Looking for talent?
We’re actively looking to expand our platform to more partners.

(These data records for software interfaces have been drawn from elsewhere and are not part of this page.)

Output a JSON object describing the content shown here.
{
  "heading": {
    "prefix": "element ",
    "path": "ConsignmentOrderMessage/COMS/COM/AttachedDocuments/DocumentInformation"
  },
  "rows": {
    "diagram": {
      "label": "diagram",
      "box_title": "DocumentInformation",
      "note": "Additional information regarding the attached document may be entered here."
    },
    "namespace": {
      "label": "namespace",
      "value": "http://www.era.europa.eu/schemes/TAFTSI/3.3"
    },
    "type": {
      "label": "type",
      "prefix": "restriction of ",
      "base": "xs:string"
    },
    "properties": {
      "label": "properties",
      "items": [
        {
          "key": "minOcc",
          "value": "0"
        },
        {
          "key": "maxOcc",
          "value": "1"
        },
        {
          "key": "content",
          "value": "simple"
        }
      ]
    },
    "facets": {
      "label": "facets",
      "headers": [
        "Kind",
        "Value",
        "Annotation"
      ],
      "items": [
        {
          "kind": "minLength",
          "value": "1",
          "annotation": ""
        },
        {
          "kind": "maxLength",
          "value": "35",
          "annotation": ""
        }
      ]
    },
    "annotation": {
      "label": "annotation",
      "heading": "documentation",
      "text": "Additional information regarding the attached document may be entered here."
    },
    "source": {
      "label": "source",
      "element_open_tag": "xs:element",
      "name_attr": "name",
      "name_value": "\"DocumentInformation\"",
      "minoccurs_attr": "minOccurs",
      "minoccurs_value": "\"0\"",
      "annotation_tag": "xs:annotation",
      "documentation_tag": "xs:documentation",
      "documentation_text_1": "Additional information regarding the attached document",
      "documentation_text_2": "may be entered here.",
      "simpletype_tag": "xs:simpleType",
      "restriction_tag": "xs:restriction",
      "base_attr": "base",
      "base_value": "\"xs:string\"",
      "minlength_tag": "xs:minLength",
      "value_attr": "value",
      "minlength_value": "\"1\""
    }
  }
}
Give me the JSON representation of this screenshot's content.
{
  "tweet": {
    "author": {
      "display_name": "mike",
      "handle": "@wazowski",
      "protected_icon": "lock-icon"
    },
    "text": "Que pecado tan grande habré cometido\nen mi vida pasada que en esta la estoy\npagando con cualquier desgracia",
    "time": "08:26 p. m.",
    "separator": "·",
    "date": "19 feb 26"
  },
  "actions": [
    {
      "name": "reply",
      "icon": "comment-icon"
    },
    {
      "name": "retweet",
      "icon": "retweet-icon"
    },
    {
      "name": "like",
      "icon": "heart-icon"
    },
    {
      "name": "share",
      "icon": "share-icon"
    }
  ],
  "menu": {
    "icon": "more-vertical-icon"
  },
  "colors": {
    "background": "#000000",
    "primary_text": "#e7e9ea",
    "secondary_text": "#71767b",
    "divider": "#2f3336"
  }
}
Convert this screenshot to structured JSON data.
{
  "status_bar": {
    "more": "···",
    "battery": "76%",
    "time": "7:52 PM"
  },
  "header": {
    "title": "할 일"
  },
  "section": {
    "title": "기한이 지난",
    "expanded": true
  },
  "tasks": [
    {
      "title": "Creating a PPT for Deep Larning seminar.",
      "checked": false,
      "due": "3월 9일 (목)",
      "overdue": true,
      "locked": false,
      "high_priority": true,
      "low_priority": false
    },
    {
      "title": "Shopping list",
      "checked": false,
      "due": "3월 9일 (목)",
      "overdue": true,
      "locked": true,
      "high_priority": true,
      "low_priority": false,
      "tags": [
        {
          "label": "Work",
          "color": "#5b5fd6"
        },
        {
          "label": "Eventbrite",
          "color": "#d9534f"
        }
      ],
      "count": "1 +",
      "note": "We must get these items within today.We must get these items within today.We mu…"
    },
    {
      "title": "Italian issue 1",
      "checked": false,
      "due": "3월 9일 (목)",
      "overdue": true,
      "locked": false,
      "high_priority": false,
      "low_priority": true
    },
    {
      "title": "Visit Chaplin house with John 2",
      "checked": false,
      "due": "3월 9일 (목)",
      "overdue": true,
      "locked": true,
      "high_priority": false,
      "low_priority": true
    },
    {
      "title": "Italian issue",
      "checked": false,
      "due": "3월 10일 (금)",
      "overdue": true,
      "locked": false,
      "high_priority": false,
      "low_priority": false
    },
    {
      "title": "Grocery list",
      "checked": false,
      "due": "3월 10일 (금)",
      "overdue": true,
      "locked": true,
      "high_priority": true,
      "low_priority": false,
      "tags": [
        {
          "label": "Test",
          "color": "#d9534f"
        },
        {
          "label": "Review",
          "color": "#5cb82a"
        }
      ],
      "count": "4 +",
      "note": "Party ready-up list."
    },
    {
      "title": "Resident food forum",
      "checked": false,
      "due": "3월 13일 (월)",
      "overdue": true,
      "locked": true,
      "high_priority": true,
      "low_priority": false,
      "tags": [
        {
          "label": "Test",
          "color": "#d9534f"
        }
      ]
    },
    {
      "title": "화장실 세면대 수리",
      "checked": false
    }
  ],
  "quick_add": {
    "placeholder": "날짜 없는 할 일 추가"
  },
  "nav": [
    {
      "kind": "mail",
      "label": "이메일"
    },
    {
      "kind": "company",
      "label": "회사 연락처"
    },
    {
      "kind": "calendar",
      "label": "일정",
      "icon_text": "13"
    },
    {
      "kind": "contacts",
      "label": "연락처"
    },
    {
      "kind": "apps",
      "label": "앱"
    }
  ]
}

If your company is in need of skilled talent for advanced manufacturing, biotechnology, aerospace and defense, or construction trades, please reach out to us.
1 “US job openings by industry and region” https://www.bls.gov/news.release/jolts.t01.htm
2 ”US labor turnover survey” https://www.bls.gov/news.release/jolts.nr0.htm
3 ”Understanding America’s Labor Shortage: The Most Impacted Industries” https://www.bls.gov/news.release/pdf/empsit.pdf
4 ”BLS: The Employment Situation” https://www.uschamber.com/workforce/understanding-americas-labor-shortage-the-most-impacted-industries
5 “Deloitte: Creating pathways for tomorrow’s workforce today” “https://www2.deloitte.com/us/en/insights/industry/manufacturing/manufacturing-industry-diversity.html
6 “Greater Memphis Medical Device Industry 2022 Economic Impact Analysis Overview” https://gmmdc.org/wp-content/uploads/2022/09/Greater-Memphis-Medical-Device-Industry-Overview.pdf
7 “Southwest Tennessee CC Commencement” https://www.southwest.tn.edu/graduation/docs/Commencement%202022%20Program%20FINAL%201.pdf
8 “Trends in College Pricing and Student Aid” https://research.collegeboard.org/media/pdf/trends-college-pricing-student-aid-2021.pdf
9 “Workforce Innovation and Opportunity Act” https://www.dol.gov/agencies/eta/coronavirus#WioaGen
10 “Graduation Rate at Southwest Tennessee Community College ” https://www.collegetuitioncompare.com/edu/221485/southwest-tennessee-community-college/graduation
11 “Hidden Workers: Untapped Talent” https://www.hbs.edu/managing-the-future-of-work/Documents/research/hiddenworkers09032021.pdf